:: Aim of the exercise ::
Copy out each line of the data that contains "Pseudocode".

:: The records ::

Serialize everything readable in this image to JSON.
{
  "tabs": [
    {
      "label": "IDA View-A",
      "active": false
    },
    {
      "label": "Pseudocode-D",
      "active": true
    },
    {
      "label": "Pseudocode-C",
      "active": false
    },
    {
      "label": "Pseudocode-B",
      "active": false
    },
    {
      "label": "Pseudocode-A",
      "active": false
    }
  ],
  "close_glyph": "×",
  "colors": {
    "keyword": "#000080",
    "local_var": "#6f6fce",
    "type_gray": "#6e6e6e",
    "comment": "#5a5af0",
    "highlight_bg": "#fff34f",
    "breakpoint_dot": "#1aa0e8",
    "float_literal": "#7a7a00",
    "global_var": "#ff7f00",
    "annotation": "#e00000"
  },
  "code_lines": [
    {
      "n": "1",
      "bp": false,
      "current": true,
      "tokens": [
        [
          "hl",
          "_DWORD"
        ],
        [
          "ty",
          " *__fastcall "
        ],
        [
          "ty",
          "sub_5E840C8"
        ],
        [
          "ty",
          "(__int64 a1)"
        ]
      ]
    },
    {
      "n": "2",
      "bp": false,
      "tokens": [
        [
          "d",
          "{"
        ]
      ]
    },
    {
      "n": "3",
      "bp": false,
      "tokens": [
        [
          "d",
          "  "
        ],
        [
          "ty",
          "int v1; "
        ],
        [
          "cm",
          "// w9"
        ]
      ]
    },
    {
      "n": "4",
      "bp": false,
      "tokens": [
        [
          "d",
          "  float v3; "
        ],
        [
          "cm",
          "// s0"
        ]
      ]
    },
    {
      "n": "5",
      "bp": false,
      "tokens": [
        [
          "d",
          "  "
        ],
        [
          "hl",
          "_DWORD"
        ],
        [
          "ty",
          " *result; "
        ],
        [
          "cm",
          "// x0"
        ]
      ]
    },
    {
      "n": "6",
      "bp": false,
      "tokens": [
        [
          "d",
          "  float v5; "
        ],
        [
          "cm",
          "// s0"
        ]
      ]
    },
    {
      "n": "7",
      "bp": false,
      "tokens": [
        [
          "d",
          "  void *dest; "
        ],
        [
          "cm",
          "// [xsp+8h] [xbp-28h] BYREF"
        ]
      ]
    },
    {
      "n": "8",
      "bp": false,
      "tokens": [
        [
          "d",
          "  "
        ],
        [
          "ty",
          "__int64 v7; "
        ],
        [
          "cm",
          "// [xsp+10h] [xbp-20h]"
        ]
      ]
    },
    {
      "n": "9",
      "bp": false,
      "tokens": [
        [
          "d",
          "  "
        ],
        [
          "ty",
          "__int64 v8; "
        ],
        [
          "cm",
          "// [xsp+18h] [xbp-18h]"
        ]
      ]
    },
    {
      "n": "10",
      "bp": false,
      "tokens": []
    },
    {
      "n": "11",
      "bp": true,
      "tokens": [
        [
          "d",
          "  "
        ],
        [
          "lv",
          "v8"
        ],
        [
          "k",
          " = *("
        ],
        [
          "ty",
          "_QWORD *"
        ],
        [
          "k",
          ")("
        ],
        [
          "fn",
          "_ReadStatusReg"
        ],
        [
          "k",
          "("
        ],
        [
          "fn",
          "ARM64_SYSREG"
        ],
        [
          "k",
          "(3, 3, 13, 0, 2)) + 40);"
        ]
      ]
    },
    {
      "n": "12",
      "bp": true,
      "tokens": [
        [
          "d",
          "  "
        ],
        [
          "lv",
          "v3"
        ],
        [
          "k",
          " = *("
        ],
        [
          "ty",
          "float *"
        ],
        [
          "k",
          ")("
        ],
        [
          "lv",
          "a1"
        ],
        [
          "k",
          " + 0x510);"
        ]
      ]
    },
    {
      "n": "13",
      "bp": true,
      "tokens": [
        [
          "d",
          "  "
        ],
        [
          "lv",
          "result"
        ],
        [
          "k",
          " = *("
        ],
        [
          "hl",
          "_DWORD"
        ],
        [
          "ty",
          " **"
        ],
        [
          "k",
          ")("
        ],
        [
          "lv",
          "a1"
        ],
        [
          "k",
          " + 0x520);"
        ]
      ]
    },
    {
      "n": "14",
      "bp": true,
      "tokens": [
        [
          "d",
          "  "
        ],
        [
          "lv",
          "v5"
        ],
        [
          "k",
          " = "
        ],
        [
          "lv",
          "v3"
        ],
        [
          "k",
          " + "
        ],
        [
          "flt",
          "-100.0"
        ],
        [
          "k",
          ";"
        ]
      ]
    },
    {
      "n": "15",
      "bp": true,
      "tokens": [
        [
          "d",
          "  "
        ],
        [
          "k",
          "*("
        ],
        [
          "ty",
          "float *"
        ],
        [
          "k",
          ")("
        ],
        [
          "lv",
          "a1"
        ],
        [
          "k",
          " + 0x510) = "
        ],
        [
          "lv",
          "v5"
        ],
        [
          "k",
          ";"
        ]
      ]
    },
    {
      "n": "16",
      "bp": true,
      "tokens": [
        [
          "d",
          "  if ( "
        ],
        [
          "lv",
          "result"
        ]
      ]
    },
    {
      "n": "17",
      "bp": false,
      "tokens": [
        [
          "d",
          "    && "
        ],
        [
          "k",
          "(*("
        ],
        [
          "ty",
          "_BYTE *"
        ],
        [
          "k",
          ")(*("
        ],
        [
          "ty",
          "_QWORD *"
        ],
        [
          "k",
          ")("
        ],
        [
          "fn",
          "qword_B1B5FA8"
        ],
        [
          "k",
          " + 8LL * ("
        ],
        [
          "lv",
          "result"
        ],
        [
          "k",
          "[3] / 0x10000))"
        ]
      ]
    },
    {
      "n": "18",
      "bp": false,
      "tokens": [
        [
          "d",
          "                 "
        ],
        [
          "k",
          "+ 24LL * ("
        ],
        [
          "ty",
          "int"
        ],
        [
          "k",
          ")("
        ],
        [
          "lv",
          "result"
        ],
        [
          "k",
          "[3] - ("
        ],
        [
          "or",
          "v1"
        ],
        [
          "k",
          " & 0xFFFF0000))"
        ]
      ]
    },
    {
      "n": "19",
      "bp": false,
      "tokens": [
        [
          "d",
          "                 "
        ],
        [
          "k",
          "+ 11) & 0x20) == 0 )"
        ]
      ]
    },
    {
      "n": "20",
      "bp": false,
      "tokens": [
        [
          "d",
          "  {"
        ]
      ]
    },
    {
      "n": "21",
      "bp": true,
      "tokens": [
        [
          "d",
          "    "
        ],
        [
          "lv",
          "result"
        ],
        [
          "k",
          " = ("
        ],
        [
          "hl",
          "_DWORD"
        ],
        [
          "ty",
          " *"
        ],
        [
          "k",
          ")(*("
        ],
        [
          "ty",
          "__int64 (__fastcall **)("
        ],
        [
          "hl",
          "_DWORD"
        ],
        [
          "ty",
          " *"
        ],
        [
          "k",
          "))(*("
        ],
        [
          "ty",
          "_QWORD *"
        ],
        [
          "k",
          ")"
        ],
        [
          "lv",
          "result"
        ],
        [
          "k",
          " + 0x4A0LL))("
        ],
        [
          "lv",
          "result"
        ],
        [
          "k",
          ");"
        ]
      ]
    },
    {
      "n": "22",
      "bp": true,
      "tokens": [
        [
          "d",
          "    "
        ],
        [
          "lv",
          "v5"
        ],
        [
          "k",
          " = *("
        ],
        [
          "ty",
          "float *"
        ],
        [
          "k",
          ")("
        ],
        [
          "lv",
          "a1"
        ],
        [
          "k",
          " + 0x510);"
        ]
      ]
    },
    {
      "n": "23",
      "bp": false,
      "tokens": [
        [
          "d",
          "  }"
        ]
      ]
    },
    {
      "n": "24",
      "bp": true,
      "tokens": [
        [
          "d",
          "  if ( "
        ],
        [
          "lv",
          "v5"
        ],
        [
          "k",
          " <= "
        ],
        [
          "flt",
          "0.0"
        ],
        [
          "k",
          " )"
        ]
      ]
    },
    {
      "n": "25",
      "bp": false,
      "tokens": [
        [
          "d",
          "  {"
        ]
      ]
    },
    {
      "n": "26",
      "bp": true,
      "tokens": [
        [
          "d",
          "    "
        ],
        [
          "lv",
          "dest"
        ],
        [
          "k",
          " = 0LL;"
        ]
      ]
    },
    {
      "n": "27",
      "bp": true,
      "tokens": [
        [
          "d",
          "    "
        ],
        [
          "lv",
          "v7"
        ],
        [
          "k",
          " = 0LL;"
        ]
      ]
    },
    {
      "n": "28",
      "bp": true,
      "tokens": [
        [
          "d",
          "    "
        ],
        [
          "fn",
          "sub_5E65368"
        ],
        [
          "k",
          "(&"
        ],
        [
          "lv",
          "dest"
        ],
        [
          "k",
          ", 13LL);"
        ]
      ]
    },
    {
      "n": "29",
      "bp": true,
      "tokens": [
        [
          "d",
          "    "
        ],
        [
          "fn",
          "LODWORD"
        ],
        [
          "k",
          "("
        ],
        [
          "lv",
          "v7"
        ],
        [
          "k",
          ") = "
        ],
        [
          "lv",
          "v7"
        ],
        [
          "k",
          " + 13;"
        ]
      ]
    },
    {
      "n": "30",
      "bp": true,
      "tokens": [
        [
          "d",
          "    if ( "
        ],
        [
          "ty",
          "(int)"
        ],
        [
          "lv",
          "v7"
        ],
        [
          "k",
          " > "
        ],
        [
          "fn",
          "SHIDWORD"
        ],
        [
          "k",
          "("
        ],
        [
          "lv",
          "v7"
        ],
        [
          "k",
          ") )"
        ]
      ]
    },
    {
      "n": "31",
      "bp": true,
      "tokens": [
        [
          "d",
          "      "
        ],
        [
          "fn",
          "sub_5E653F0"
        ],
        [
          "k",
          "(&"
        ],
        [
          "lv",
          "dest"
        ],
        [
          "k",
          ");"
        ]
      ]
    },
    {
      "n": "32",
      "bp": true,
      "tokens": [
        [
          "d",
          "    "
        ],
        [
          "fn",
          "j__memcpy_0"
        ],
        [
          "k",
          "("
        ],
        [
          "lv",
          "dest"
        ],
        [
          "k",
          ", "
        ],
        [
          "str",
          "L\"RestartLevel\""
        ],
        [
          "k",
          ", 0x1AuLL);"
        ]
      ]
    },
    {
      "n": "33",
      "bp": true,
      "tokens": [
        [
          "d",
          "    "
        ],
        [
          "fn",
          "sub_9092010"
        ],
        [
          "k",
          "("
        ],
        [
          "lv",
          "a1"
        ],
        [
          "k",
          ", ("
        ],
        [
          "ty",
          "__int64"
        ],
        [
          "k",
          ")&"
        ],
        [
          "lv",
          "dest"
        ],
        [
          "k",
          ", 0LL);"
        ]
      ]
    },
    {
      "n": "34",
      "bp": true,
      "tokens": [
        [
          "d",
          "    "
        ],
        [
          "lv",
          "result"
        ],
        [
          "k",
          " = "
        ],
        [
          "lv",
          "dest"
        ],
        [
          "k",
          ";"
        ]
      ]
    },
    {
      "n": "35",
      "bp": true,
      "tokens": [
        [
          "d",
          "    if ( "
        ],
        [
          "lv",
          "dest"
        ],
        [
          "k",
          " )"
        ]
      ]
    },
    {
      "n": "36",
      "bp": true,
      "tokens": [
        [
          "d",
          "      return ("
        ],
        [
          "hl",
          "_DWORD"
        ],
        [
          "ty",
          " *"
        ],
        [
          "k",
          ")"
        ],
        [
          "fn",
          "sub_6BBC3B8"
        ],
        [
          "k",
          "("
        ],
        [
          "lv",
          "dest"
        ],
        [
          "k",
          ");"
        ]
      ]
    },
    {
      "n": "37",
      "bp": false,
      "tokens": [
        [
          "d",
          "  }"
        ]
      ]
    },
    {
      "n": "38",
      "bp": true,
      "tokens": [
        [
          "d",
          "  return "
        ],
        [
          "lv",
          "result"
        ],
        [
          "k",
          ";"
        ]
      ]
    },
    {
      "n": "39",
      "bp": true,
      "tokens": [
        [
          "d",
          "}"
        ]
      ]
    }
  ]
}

:: Exercise result ::
      "label": "Pseudocode-D",
      "label": "Pseudocode-C",
      "label": "Pseudocode-B",
      "label": "Pseudocode-A",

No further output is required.